A Level Philosophy and Ethics gives students the exciting opportunity to gain a deeper understanding of world religions, and explore philosophy of religion, and religion and ethics.

Entry Requirements

Students must have achieved a minimum of Grade 5 or above in both English Language and Mathematics and Grade 5 (equivalent) in at least 3 other GCSE/Level 2 qualifications. Religious Studies GCSE at Grade 5 or above is also required. Other related GCSE/Level 2 subjects may be considered. Guidance on acceptable related subjects can be provided by the Sixth Form Leadership Team.

Course Overview

On This Course You Will Study

This course gives the opportunity to study fascinating and intriguing subject areas related to Philosophy and Ethics. Philosophy covers the Ancient Greek influences of Plato and Aristotle. Arguments for and against the existence of God are investigated. This leads on to the nature of religious experience and the problem of evil. Beliefs about the soul and the possibility of life after death are explored.

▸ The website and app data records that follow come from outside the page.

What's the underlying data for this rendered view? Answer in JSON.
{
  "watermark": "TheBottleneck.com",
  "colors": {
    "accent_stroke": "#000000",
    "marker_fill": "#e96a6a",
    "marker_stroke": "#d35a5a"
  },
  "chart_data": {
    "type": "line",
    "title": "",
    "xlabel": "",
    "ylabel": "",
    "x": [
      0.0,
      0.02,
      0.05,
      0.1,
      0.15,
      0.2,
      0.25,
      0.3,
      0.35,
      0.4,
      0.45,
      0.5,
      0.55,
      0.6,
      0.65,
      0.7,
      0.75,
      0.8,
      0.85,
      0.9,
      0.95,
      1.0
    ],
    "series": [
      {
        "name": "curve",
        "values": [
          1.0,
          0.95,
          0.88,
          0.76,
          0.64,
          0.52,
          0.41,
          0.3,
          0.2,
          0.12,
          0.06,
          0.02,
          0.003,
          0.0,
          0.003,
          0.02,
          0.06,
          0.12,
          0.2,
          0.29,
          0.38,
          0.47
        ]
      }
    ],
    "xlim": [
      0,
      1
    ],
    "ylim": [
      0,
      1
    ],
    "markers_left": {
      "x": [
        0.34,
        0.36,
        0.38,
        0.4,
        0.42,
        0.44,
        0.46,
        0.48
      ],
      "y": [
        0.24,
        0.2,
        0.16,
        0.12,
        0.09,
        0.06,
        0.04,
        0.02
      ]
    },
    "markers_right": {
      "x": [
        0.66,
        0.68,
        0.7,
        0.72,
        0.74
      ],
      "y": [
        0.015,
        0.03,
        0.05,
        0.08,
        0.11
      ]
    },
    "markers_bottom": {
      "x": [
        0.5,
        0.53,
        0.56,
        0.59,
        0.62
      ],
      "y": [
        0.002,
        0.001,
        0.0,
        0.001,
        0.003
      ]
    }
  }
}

In Ethics, normative ethical theories are analysed and applied to contemporary issues. Students will also study Developments in Religious Thought; beliefs, values, politics and practices related to Christianity.

In their second year, students will undertake further study as follows: ideas about the nature of God, issues in religious language, the conscience and free will and the influence on ethical thought of developments in religious beliefs and the philosophy of religion. Students will also explore significant social, historical and political developments in religious thought and analyse some key theories related to the links between religion and society.

Lessons are in a tutorial style with much discussion, student-led learning and reflection on research. Lively debate is expected.

The course is 100% examination assessed.

What careers would this be suitable for?

This course provides an excellent foundation for the further study of Philosophy and Ethics, Law, Psychology, Sociology, Anthropology, Politics and English, to name but a few. Students acquire a great range of skills such as analysis and interpretation, and the ability to produce extended evaluative pieces of investigation. Student presentations are a regular feature of lessons. The course is particularly useful for employment in related areas such as Medicine, Social Work/Public Services, Teaching, Journalism, Politics and Law. Students have gone on to study a wide range of courses at university.

Where can I find out more?

Art 1301872 1280